The leaves and stem of artichokes that are discarded at the Rialto fruit and vegetable market are turned into innovative products for haircare.
The transition from the market to the hairdressing salon is possible thanks to ‘HAIR: hair e agrifood rinnovare riciclando’, a research project at Ca’ Foscari which was funded by the European Social Fund through the Veneto region.
A team of Ca’ Foscari sciences have patented the optimal release of active molecules and a spinoff on sustainable cosmetics. In this case, the source of molecules is the artichoke, such as the one from Sant’Erasmo, which is protected by Slowfood and is a source of pride for the Venetian lagoon.
The properties of artichoke waste
When an artichoke is processed, 60% of it is treated as waste. The head and internal bract are edible, while the leaves, stem and external bracts are discarded.
In the lab, however, waste can become a resource. Ultrasounds and microwaves allow for the extraction of nutritious polyphenolic and polysaccharide substances, which are then lyophilised and prepared with the advanced techniques developed at Ca’ Foscari.
The artichoke’s properties are known: it is cleansing, anti-oxidant, diuretic, anti-inflammatory, cardio-protective and anti-thrombotic.
Made for hair care
Haircare products that were tested during the research project proved that giving new value and use to artichoke waste is possible.
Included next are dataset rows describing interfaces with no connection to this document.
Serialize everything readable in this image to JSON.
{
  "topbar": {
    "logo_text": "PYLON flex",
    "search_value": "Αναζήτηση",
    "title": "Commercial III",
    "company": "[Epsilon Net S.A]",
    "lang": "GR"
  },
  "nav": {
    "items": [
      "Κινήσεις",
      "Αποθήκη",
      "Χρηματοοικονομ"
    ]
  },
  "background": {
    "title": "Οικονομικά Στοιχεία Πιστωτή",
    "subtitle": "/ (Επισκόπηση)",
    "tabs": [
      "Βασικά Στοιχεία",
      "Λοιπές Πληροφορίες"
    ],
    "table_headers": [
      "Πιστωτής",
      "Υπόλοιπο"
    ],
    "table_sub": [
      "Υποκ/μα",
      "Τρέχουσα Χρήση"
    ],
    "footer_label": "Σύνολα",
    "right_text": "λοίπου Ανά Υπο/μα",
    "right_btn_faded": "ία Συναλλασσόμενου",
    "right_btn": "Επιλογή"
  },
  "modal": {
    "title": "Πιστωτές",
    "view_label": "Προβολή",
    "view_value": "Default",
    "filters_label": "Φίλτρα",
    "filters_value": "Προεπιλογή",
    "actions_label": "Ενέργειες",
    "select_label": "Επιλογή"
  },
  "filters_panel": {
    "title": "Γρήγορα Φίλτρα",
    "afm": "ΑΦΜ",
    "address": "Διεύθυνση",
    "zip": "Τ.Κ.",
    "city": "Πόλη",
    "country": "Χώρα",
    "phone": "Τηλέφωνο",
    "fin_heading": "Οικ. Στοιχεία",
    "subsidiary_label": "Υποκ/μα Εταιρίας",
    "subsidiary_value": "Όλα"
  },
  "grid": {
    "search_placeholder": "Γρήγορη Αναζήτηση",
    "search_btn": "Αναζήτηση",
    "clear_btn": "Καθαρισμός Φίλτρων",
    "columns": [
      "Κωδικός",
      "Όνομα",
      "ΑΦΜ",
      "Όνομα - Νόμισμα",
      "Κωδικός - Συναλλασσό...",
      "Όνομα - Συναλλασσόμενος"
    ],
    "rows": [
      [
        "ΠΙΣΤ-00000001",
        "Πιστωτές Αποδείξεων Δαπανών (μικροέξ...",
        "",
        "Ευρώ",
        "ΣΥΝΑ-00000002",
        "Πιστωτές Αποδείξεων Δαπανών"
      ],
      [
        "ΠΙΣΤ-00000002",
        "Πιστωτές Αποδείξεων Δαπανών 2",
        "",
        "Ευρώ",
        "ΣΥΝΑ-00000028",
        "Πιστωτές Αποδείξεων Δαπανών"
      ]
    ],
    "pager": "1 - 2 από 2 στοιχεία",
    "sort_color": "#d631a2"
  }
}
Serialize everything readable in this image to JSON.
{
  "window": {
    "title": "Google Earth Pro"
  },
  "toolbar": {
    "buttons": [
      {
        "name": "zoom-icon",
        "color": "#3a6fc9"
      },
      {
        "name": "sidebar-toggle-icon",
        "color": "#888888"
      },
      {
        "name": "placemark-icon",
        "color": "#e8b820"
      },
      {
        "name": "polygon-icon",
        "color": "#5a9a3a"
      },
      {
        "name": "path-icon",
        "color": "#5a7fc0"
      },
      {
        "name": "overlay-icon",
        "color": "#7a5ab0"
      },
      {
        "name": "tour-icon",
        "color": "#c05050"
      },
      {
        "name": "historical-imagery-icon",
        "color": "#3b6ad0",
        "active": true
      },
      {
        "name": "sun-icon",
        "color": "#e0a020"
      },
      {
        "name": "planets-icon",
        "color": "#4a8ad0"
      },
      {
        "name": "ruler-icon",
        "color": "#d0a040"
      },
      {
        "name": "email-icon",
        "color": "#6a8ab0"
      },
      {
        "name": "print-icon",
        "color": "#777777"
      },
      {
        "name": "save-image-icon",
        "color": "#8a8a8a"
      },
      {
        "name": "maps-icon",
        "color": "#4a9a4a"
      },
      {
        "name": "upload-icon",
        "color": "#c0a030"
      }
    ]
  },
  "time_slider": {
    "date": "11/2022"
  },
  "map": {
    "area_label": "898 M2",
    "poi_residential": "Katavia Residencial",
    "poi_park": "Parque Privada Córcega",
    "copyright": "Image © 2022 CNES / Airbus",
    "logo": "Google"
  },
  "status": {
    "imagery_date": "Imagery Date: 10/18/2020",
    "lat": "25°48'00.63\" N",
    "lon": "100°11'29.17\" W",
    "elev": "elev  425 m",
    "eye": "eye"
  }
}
Hair benefits from these substances, given that the formula works against free radicals. The scalp is gently nourished.
The researcher Lilia Longo worked on the project thanks to the support of ESF. She was assisted by the specialists of the CatMat lab, which is directed by Professor Michela Signoretto, who contributed to optimising the formulas along with Federica Menegazzo and Elena Ghedini, the co-founder and scientific director of the Ve Nice srl startup.
Professor Giancarlo Cravotto and researchers Giorgio Grillo and Silvia Tabasso of the University of Turin collaborated on the scientific section, in particular for the extraction technologies.
Laboratories connected with the local territory
Local companies are at the beginning and end of the process. On the one hand there is the supplier of biomass, i.e. the artichoke waste, which comes from the Rialto market of Biscotti srl. On the other hand, there are the hair stylists that can use the product every day for their job — the project involved the professionals of Trilab salons, who field tested the efficacy of the product.
“We chose the artichoke not only because it is the source of a great quantity of waste and it is full of active ingredients that can be used in cosmetics,” says Elena Ghedini, “but also because it is local. The ‘violetto di Sant’Erasmo’ is a variety of artichoke that is cultivated in the Venetian islands of Sant’Erasmo, Lio Piccolo and Mazzorbo. It is a fine variety and it is one of the symbols of the city. The Hair project wants to promote research, innovation and partnerships in the territory in order to give value to its natural resources.”
This project is an example of a circular economy and it is in line with the sustainability objectives of the university and of the city” says Professor Michela Signoretto. “Venice is promoting itself as the world capital of sustainability with a project that aims to revitalise the local territory in a sustainable way. The Veneto region has agreed to oversee this process by supporting the activities that have already been started by the Municipality of Venice, by Venetian universities and by the world of institutions and enterprises.”